Several years ago I found myself in the happy position of employing a builder who also turned up reliably at seven each morning to have a brief chat with me before hurtling off to make urgent purchase of the materials needed for the day.   When I analysed his bills I was surprised to find that he actually charged me from the time he left home each morning.   He was more than a little irked when I asked for an explanation.  He was displeased that I should be brazen enough to query the practice and all I could gather was that it was some kind of `tradition’.   He made no comment when I pointed out that bank clerks, typists and shop assistants are not in the happy position of adopting this particular tradition and to my knowledge still got paid from the time they started work.   There was an explosion of displeasure when I added that I felt he should arrive each day with the materials he needed to complete the job rather than drive all over town at my expense to collect them.  
No matter how hard I tried to clarify it my builder was never able to quite see my point of view though I have to say that when I cut his final bill in half before making payment he did not take me to the Small Claims Court as he had threatened.   I can’t help wondering just how the bills are stacking up from the cheery trio across the road.

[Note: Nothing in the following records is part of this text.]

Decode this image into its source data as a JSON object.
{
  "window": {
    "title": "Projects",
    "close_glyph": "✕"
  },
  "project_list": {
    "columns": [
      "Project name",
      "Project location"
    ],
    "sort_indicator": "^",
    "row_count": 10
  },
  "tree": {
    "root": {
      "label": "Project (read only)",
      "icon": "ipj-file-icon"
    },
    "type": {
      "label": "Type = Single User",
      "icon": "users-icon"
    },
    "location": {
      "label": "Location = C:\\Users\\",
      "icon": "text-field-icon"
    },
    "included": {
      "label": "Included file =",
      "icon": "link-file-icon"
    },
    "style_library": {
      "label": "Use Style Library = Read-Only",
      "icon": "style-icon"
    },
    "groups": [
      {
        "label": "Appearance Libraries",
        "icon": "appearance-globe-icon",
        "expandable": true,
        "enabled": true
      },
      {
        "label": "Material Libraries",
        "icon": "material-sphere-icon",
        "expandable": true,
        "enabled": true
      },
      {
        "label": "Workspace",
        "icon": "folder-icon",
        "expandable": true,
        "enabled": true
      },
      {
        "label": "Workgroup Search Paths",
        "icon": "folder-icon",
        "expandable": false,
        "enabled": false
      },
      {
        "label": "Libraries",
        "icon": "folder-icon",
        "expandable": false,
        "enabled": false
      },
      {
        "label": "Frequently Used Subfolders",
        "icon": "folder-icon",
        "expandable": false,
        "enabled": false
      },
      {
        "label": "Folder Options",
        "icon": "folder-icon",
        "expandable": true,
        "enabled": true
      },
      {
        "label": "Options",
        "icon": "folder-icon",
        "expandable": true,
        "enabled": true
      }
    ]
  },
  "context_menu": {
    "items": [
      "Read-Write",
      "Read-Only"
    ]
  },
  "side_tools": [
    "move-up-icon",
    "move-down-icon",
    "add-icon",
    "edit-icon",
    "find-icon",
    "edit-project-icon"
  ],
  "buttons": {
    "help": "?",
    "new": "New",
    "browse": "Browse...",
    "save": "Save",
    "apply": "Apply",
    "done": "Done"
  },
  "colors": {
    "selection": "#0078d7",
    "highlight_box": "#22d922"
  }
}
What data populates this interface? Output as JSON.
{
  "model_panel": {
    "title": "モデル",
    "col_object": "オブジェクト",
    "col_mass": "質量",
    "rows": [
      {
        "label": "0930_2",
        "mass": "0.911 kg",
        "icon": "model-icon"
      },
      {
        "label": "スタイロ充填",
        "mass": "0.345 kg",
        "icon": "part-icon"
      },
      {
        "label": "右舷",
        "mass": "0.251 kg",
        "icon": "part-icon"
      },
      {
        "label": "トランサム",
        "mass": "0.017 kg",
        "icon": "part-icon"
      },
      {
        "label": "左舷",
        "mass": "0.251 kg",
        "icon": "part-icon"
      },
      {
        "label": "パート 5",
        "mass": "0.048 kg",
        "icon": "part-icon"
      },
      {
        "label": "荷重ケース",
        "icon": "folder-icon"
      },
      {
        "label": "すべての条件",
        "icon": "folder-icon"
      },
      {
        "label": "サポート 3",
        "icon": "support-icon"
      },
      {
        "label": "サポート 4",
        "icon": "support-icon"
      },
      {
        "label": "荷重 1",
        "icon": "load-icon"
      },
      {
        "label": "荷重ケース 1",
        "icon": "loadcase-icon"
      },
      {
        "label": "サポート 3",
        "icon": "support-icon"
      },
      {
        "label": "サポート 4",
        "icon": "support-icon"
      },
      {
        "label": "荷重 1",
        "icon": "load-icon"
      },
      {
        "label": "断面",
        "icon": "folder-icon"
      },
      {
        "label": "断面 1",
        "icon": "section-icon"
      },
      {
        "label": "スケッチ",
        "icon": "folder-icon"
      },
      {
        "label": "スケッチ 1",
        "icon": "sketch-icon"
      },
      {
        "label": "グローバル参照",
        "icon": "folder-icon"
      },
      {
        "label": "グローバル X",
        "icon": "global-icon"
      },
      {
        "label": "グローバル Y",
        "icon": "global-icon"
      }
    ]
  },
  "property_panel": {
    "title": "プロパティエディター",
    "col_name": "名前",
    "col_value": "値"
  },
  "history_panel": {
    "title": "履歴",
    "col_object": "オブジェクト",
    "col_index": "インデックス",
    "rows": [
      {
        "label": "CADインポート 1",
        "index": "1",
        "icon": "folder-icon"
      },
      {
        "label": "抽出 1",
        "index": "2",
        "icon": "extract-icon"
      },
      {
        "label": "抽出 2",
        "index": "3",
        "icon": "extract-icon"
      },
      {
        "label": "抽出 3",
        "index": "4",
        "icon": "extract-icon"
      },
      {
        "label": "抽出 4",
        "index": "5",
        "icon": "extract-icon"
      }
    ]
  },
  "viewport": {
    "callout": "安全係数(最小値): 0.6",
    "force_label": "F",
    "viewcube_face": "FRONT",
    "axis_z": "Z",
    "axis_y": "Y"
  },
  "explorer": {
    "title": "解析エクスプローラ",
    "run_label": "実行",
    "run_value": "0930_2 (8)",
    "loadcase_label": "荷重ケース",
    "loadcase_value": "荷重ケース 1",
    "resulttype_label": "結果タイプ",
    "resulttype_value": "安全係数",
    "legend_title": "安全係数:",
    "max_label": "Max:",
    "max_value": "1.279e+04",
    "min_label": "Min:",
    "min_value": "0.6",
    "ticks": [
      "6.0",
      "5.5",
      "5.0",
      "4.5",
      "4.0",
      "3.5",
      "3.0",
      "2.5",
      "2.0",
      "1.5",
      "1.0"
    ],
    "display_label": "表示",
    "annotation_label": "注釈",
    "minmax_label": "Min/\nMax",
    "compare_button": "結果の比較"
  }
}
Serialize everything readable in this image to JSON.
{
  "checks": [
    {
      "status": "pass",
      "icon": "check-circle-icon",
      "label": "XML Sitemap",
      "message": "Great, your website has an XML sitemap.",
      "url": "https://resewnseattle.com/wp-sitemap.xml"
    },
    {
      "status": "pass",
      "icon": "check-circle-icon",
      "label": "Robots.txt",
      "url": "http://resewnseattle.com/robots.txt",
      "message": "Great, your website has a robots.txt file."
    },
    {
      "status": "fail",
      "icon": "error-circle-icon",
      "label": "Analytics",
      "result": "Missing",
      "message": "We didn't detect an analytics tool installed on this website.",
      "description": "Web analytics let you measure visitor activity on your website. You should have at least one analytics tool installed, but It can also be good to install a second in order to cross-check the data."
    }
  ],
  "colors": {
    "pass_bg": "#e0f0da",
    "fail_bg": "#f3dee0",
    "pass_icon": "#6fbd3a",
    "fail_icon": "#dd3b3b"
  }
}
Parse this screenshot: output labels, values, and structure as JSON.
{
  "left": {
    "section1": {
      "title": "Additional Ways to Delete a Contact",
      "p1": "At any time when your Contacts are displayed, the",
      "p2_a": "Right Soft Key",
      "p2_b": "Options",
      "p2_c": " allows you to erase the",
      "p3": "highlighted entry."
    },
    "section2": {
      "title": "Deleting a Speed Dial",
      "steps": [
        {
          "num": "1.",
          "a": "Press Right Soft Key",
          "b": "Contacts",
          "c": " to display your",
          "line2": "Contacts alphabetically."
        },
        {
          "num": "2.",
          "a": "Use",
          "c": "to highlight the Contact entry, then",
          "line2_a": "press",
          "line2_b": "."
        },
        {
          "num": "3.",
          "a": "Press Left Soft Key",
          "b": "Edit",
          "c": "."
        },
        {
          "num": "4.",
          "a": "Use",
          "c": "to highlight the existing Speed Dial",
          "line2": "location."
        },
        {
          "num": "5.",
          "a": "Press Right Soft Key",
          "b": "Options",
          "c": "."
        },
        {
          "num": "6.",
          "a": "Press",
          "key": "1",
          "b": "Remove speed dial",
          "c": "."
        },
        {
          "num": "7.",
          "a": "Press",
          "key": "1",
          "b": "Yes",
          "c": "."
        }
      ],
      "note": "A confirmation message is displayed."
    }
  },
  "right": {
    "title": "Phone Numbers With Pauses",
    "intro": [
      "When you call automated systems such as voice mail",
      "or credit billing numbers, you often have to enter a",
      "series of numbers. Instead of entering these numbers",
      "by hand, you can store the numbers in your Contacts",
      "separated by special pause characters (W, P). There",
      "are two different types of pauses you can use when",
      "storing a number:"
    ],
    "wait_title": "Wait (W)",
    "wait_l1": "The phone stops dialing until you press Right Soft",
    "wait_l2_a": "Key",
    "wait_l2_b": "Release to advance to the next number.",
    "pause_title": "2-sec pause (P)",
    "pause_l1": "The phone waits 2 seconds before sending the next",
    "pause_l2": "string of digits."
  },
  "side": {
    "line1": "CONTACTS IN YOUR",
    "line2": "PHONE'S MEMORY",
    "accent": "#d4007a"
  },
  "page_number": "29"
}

Saturday, 9 May 2015

Beautiful People

I’ve discovered that the charming and lovely Alex Polizzi, she who once was the Hotel Inspector and is now The Fixer, has a similar effect on men over fifty as the equally exquisite Joanna Lumley had a decade or so before her.
What I mean is that they are prone to stop in their tracks when she appears on the small screen, and stand mesmerized rather than continue on their way to the kitchen with the dirty plates or whatever minor chore the appearance of the rather fetching one interrupted.   
That’s how it works in our house anyway and as I said, I do recognize the syndrome as the very same that was once inspired by the comely Ms. Lumley’.
It is the husband’s opinion that Alex Polizzi is highly intelligent and capable and that’s why he listens attentively to every pearl of wisdom issuing forth from her appealing lips.  He thought Joanna was pretty bright too.   It is his opinion that Alex is a stylish dresser.  He thought much the same of Joanna of course.
For the duration of the current programme he usually asks me more than once how old I think she might be.  Needless to say, Joanna’s age was constantly being queried at one time.
Last week I suggested that Alex might be twenty two or twenty three even.  
He gave a huge sigh of satisfaction.
As for myself, I simply cannot stand the way she calls everybody `Darling’ – so terribly nineteen sixties don’t you think?